In the thirteenth book of his 1805 Prelude, Wordsworth describes a hiking trip that he and a friend took up Mount Snowdon in Wales. The imagery that Wordsworth employs while describing the hike is just as vivid as in any other poem, but it seems different to me in tone: so many of Wordsworth’s poems present flawless, impeccable images of the natural world, all soaring vistas and soul-piercing mountains. In the 1805 Prelude, we see more examples of disappointing landscapes, perhaps most famously Mont Blanc: Wordsworth’s description of Mont Blanc is limited, though, and he promptly moves on.
When he details his hike up Mount Snowdon, though, the scene he paints is almost oppressively real: it took place on “a close warm night, / Wan, dull, and glaring,” humid, and with a storm brewing. The images are so tactile that, for the first time reading one of these poems about the natural landscape, I could truly identify with the hikers.
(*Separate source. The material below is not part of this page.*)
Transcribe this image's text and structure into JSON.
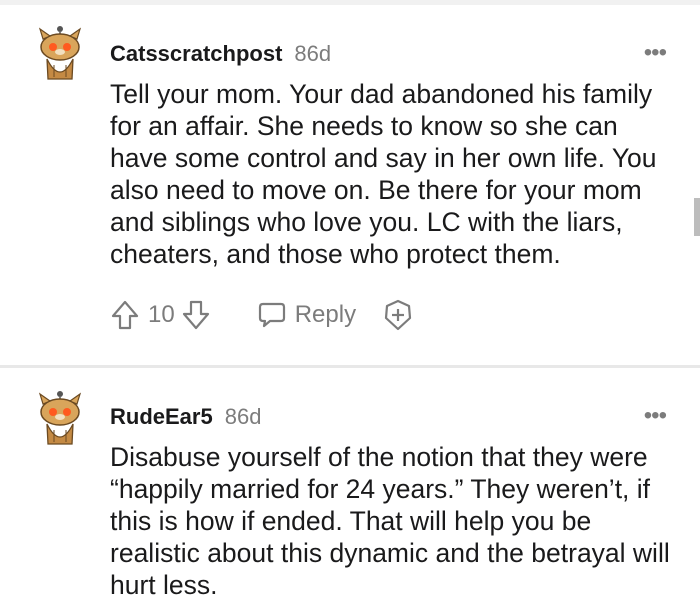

The sensory input described is so close to the skin that it could be anywhere, and I’m fairly confident that every reader knows the feeling of walking through a muggy night.
Of course, the scene gets more sublime once the hikers break out of the mist, and Wordsworth then goes on to describe “The perfect image” — but I cannot help but wonder if the body of this poem was born of the some spontaneous overflow of powerful emotion that gave rise to so much of his other work, or whether it was written out of necessity, to lay the groundwork for his musings on that “perfect image.” I know that when I write, I am usually interested by only a handful of scenes, usually some towards the beginning and some towards the end, and filling in the language in between can feel like a laborious slog. I may be projecting (in fact, I probably am), but in this poem, I detect some of the same desire to simply get to point B, be it the top of the mountain or the discussion of the sublime.